Many people don’t realize that as they drive around wine country about half of the vineyards they see are privately owned with a business model just to sell grapes. Furthermore, within each vineyard there may be several winery contracts and individual areas may be farmed slightly differently and with a different contract price per ton. I love this “a la carte” way of doing business as it means that I can have the vines farmed just the way I want and picked when I want, but the grower also is reimbursed for extra effort with an up-charge for each additional service.
My Sonoma Cabernet grapes come from the McGraw vineyard here in Glen Ellen and I buy them under a similar contract. While most of the vineyard is pruned with shoots coming up off a permanent vine arm (a cordon, thus cordon pruned), my block is set up where each spring a cane is left and tied down to become a temporary arm for that year (cane pruning). It requires much more expertise from the pruner, but the theory is that each vine can be individually tailored for its vigor. We set this up in 2003 when I first started to work with the McGraws as they were establishing their vineyard. While I can appreciate the science, a part of me wondered if Jim, the vineyard manager, was just showing off how skillful he and his crew was. After all, even I can quickly master the rules of cordon pruning when I count one bud, then 2 buds and cut. Pretty easy! Whatever Jim’s reason really was, sometimes the smart thing to do is have an expert and just let them do their job.

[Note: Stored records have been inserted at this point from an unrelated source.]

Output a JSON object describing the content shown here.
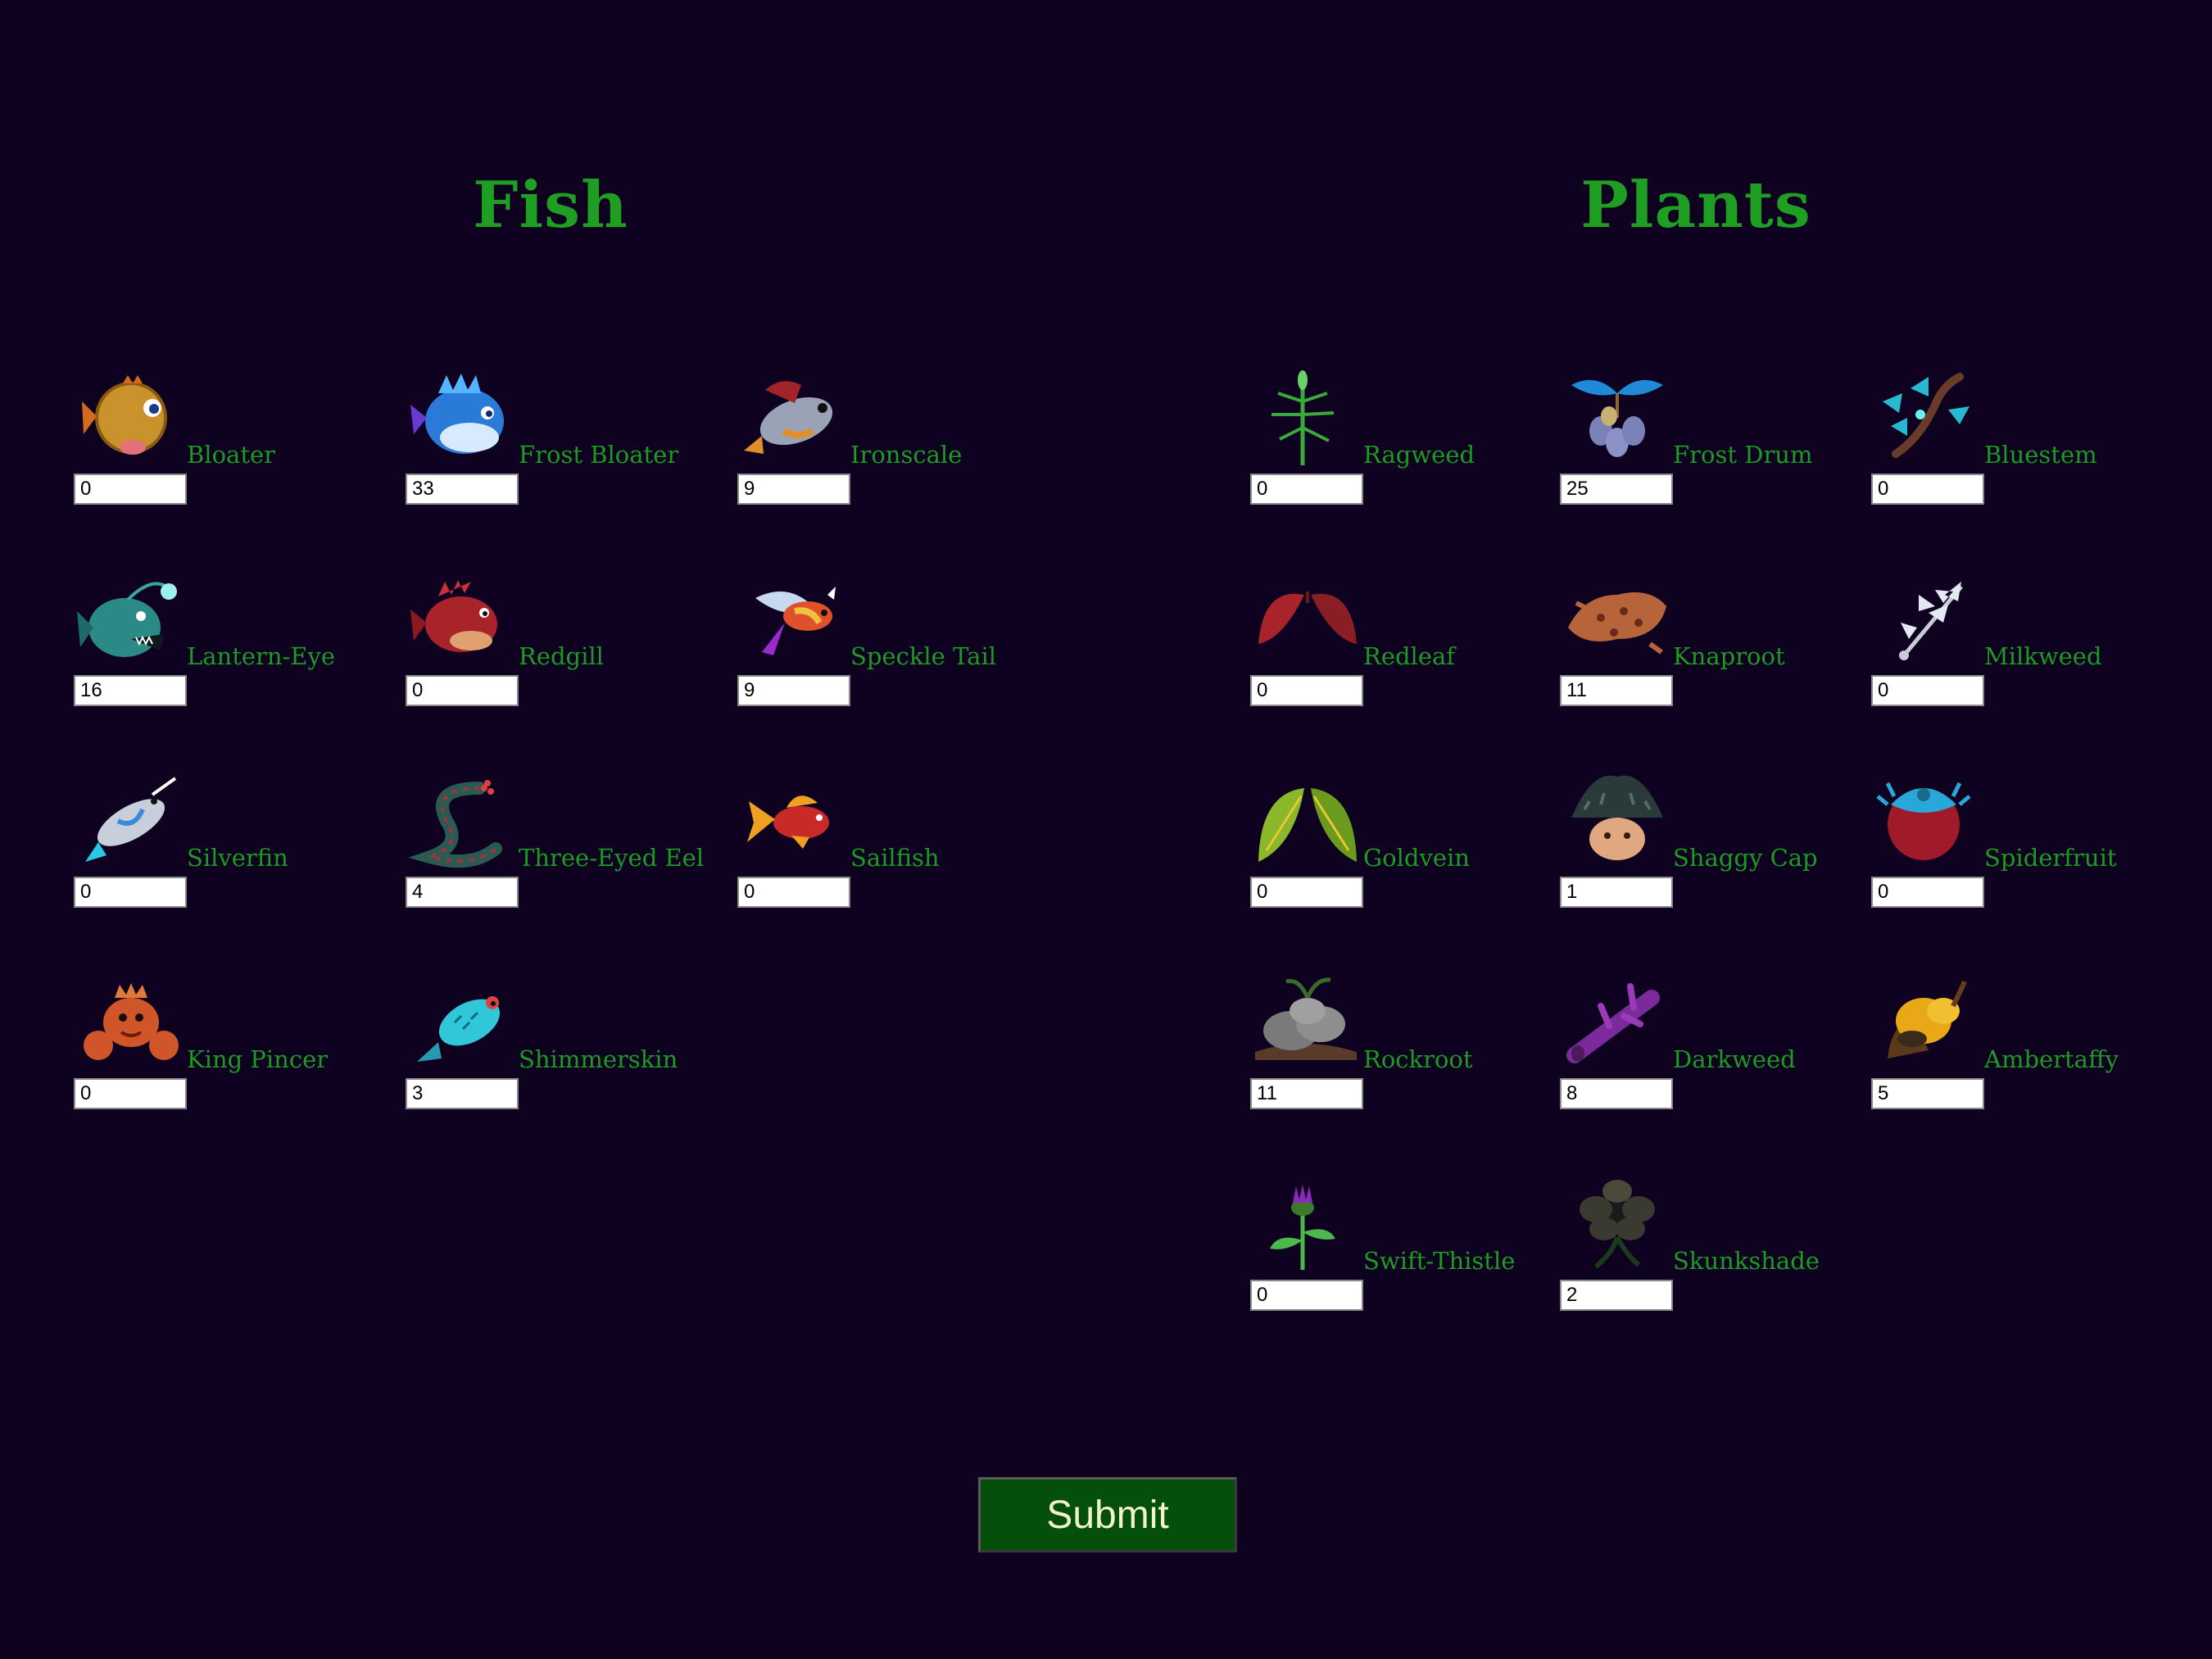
{
  "sections": {
    "fish_title": "Fish",
    "plants_title": "Plants"
  },
  "fish": [
    {
      "name": "Bloater",
      "value": "0",
      "icon": "bloater-icon"
    },
    {
      "name": "Frost Bloater",
      "value": "33",
      "icon": "frost-bloater-icon"
    },
    {
      "name": "Ironscale",
      "value": "9",
      "icon": "ironscale-icon"
    },
    {
      "name": "Lantern-Eye",
      "value": "16",
      "icon": "lantern-eye-icon"
    },
    {
      "name": "Redgill",
      "value": "0",
      "icon": "redgill-icon"
    },
    {
      "name": "Speckle Tail",
      "value": "9",
      "icon": "speckle-tail-icon"
    },
    {
      "name": "Silverfin",
      "value": "0",
      "icon": "silverfin-icon"
    },
    {
      "name": "Three-Eyed Eel",
      "value": "4",
      "icon": "three-eyed-eel-icon"
    },
    {
      "name": "Sailfish",
      "value": "0",
      "icon": "sailfish-icon"
    },
    {
      "name": "King Pincer",
      "value": "0",
      "icon": "king-pincer-icon"
    },
    {
      "name": "Shimmerskin",
      "value": "3",
      "icon": "shimmerskin-icon"
    }
  ],
  "plants": [
    {
      "name": "Ragweed",
      "value": "0",
      "icon": "ragweed-icon"
    },
    {
      "name": "Frost Drum",
      "value": "25",
      "icon": "frost-drum-icon"
    },
    {
      "name": "Bluestem",
      "value": "0",
      "icon": "bluestem-icon"
    },
    {
      "name": "Redleaf",
      "value": "0",
      "icon": "redleaf-icon"
    },
    {
      "name": "Knaproot",
      "value": "11",
      "icon": "knaproot-icon"
    },
    {
      "name": "Milkweed",
      "value": "0",
      "icon": "milkweed-icon"
    },
    {
      "name": "Goldvein",
      "value": "0",
      "icon": "goldvein-icon"
    },
    {
      "name": "Shaggy Cap",
      "value": "1",
      "icon": "shaggy-cap-icon"
    },
    {
      "name": "Spiderfruit",
      "value": "0",
      "icon": "spiderfruit-icon"
    },
    {
      "name": "Rockroot",
      "value": "11",
      "icon": "rockroot-icon"
    },
    {
      "name": "Darkweed",
      "value": "8",
      "icon": "darkweed-icon"
    },
    {
      "name": "Ambertaffy",
      "value": "5",
      "icon": "ambertaffy-icon"
    },
    {
      "name": "Swift-Thistle",
      "value": "0",
      "icon": "swift-thistle-icon"
    },
    {
      "name": "Skunkshade",
      "value": "2",
      "icon": "skunkshade-icon"
    }
  ],
  "submit_label": "Submit",
  "colors": {
    "background": "#0e0220",
    "label_green": "#1d9a22",
    "button_green": "#04500a"
  }
}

Although Jim has long since retired, my block is still pruned that way and I have to say he might have been right. The proof is in the grapes and wine and here I’ve started with the base Cabernet wine (6 barrels were kept as Cabernet and released as the vineyard designate wine in Spring) and the remainder blended with Estate Syrah to add a little more middle palate weight and balance the acidity to make this Cabernet Shiraz. It is ready to drink now or can age for up to 10 years.